People love to comment. Even if it’s not within their authority to provide suggestion or feedback, they just do. Nevertheless, it is up to us how to respond to such comments. We can choose to ignore it, not taking it by heart, or listen to it and create unnecessary issues out of it.
Comments are sometime useful, but most times not. Often it’s because the people who provide this free service of giving opinions are not among our council members. You know everyone has his or her own trustee(s), someone or a group of people whose comments and advices make senses to us and have been supportive to our pursuit of happiness. Even that we frequently dislike comments or advices that are given without our request. I.e. we tend to reject unauthorised comments.
That’s ok! We should listen to those comments—or not—in humility but again, don’t take them too hard. Others can say what they want to say but we ourselves know where our happiness lies.
Opposition to me being the breadwinner of my family, exchanging role with my husband—him taking care my home and child, has come from many. I used to have grudges against their non-constructive comments, but now I’ve learnt to ignore them, only listening and showing smile. The world certainly doesn’t need to know I’m happy. What’s important is I know I’m happy, and I know my own family is happy.
7. Say sorry and move on
Everyone does mistakes, us too. In self-improvement, the point is to realise our wrongdoings, make amends, and move on. Don’t dwell too much into our past misconducts. We can certainly recall them to see how far we have been better than the past. Yet we shall not constantly return to that deep, dark well and immerse ourselves into it. It will pull us down and create negativity to our surroundings.
Dwelling into the ugly past doesn’t help us to be thankful, and therefore, it’s hard for us to be opened to the possibility of happiness our future may hold. Remember thankfulness is the culminating point to happiness.
I used to not be able to let go my mum’s disappointment on me. But I’ve come to realise that holding back doesn’t make my life any happier. So I’ve always asked forgiveness from her, whenever I know I’ve wronged or hurt her. Yet, after that I move on, hoping for better encounter with her in future, giving myself the benefit of the doubt that I will in fact learn to be more lenient, wise and humble.
Moving on makes life so much easier.
8. Have good counsel from the council
My husband has been a constant companion that has helped me pull through difficulties in life. His advices on patience, sincerity, contentment, and gratefulness have never failed to promote a cooling and calming energy in the midst of our hardships. In addition, he continously encourages me to be confident in myself—to be me. So, he’s definitely a council member I wish to keep in my life journey.
Another worthy member is my godfather, who so far always gives me objective advices. Despite how much my mum has imposed her ideas of life on me, and regardless how different I am from her, my godfather keeps telling me to be gentle in my words to her so as not to hurt her feelings. I love people who give me such advice—to constantly be kind to others despite how they might have treated us.
Having good council members and keeping them within our circle of close companions is an important way to keep us stay on track in life.
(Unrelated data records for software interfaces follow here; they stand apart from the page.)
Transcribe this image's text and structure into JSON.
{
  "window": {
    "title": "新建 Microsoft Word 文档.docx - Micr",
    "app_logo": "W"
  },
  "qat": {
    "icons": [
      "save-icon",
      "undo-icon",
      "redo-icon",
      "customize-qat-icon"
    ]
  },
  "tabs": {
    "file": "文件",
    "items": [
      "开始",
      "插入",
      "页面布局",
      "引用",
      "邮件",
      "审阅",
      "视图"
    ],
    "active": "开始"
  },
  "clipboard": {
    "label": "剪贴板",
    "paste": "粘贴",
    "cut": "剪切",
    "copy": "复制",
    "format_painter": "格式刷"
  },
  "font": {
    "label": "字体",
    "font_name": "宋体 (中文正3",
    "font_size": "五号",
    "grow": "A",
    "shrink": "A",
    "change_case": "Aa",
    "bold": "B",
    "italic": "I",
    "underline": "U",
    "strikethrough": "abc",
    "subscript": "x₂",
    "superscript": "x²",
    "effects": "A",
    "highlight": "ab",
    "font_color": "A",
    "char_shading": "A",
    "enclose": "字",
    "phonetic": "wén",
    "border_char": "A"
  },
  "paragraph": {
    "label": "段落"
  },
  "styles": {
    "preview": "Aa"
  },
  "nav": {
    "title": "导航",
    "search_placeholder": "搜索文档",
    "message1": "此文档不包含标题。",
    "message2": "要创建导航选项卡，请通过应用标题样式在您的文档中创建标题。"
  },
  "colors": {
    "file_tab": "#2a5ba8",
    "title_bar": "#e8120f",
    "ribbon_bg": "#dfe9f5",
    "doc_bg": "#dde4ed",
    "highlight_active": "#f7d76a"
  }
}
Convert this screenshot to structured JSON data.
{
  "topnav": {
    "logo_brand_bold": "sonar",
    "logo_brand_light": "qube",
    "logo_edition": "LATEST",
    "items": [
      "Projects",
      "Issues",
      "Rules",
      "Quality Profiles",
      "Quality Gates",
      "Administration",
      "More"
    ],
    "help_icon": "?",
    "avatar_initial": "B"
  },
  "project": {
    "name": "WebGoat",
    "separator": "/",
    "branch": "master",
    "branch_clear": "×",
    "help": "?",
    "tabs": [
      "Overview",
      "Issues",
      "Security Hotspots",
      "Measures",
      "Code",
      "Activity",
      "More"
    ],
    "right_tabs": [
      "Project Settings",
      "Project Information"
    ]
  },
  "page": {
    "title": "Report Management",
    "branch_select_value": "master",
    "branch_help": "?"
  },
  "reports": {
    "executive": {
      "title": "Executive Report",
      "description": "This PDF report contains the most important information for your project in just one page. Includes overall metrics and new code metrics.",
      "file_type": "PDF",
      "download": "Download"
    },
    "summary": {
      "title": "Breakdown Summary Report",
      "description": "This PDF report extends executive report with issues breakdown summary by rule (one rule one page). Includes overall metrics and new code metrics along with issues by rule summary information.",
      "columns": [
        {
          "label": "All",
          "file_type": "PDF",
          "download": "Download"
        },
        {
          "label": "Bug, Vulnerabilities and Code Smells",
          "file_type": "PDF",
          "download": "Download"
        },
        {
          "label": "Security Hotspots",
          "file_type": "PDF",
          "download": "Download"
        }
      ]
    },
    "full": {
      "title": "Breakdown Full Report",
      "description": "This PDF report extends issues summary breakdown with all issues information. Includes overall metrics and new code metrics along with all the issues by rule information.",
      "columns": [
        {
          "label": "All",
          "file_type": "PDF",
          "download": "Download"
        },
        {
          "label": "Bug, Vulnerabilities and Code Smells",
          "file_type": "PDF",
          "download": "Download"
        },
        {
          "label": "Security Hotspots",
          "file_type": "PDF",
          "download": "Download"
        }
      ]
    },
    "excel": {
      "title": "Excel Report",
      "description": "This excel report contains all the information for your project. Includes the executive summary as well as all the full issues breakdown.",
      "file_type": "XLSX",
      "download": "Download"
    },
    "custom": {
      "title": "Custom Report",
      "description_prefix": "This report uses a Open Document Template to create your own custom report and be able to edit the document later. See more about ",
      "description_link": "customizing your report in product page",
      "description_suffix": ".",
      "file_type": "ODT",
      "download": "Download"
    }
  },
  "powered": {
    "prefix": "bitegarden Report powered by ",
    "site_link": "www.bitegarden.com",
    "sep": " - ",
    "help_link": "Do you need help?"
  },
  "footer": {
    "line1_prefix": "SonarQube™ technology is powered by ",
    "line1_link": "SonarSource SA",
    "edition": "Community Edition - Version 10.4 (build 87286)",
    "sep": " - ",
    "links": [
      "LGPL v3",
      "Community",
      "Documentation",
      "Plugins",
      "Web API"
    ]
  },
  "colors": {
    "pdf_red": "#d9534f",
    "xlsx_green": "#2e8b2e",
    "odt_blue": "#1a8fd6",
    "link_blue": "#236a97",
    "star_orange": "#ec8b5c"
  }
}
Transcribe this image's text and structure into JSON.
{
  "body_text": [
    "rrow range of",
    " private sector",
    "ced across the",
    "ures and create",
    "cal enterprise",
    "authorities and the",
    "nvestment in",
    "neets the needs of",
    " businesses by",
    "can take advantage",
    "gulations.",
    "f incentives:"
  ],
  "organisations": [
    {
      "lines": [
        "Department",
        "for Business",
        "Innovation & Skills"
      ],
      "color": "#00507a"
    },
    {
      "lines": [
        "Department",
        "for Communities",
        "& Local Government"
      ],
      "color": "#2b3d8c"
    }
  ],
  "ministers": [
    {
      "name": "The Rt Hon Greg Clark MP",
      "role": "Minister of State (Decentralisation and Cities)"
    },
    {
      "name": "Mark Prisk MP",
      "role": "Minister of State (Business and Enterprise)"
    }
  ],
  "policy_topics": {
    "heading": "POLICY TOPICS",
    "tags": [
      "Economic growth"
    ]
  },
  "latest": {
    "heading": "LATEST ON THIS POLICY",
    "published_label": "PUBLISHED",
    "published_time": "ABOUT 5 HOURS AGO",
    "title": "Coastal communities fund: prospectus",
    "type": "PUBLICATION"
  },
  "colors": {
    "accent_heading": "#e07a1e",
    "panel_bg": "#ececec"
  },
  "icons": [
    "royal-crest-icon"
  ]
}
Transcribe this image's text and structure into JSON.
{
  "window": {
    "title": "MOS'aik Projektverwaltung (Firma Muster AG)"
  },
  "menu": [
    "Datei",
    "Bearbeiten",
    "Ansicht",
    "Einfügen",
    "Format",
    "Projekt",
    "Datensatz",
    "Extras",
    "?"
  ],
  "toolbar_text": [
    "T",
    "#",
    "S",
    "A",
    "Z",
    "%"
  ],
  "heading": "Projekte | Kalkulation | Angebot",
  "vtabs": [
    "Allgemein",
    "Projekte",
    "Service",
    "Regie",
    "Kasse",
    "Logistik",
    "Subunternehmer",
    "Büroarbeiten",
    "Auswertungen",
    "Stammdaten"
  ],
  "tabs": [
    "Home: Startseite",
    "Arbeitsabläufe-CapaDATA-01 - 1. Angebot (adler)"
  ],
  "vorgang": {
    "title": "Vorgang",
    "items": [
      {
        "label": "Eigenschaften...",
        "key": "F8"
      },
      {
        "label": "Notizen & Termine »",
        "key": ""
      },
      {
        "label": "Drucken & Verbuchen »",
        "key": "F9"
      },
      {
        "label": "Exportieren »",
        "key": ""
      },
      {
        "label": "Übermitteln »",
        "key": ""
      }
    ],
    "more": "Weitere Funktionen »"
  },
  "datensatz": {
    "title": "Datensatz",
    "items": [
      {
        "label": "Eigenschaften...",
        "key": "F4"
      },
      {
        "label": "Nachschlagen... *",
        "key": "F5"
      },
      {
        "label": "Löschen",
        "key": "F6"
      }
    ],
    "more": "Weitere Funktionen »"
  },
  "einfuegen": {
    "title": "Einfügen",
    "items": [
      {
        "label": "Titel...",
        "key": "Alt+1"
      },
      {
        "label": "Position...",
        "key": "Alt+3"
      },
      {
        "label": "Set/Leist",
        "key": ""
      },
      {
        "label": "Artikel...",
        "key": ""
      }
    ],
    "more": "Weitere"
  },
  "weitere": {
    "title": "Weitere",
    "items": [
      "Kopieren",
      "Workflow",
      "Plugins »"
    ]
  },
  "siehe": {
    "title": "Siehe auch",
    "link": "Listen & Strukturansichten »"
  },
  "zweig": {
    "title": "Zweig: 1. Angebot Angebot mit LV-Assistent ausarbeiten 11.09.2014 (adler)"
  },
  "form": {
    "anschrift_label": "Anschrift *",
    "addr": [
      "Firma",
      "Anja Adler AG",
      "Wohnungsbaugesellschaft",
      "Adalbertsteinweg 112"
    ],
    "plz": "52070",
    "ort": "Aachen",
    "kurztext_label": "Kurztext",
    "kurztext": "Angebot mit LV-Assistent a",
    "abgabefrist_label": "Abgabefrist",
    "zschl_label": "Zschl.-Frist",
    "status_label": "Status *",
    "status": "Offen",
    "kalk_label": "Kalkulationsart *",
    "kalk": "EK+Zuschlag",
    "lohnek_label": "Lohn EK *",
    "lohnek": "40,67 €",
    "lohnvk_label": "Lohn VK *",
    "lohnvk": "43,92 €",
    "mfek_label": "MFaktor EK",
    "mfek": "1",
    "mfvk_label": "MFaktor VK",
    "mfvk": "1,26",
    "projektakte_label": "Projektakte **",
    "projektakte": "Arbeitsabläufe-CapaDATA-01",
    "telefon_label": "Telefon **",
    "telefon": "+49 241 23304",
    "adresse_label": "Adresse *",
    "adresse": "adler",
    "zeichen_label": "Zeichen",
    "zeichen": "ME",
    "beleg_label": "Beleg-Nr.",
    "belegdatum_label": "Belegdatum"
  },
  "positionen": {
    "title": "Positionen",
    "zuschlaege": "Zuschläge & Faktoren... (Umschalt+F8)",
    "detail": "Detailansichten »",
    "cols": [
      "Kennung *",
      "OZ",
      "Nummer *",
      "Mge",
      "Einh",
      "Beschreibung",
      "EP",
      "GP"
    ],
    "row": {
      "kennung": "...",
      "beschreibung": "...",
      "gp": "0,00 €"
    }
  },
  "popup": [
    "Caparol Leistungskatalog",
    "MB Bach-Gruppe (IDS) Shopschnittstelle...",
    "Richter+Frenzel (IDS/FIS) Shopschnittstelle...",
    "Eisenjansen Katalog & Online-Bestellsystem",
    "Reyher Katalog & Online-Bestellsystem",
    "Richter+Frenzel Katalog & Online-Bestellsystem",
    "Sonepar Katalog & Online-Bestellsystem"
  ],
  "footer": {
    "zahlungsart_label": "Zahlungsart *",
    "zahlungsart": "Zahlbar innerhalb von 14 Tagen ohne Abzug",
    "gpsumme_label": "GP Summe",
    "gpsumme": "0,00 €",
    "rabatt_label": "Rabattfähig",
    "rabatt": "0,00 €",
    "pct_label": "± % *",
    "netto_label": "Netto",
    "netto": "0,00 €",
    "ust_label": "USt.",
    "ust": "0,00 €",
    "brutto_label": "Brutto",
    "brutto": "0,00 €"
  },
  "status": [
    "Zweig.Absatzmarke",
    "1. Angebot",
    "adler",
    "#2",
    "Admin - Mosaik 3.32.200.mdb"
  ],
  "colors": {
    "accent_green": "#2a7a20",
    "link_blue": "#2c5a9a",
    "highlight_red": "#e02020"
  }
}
Their consolation and encouragement helps us pull through difficult times; their advices shine some light on our way, allowing us to see what we are mistaken at and aspiring us to constantly be a better person.
“We are often too close to our own conducts that we need to see ourselves in the mirrors of selective others.”
Good council doesn’t always praise us. They give their objective opinions or advices, regardless of whether we are right or wrong. They remind us when we make mistakes, and encourage us to always have a positive outlook and be better in life.
What matters is to live in the present, live now, for every moment is now. It is your thoughts and acts of the moment that create your future. The outline of your future path already exists, for you created its pattern by your past.
So, let’s make our lives today better and happier than yesterday by being grateful and enjoying every moment today gives, as in how we perceive today lies the foundation of our future destiny.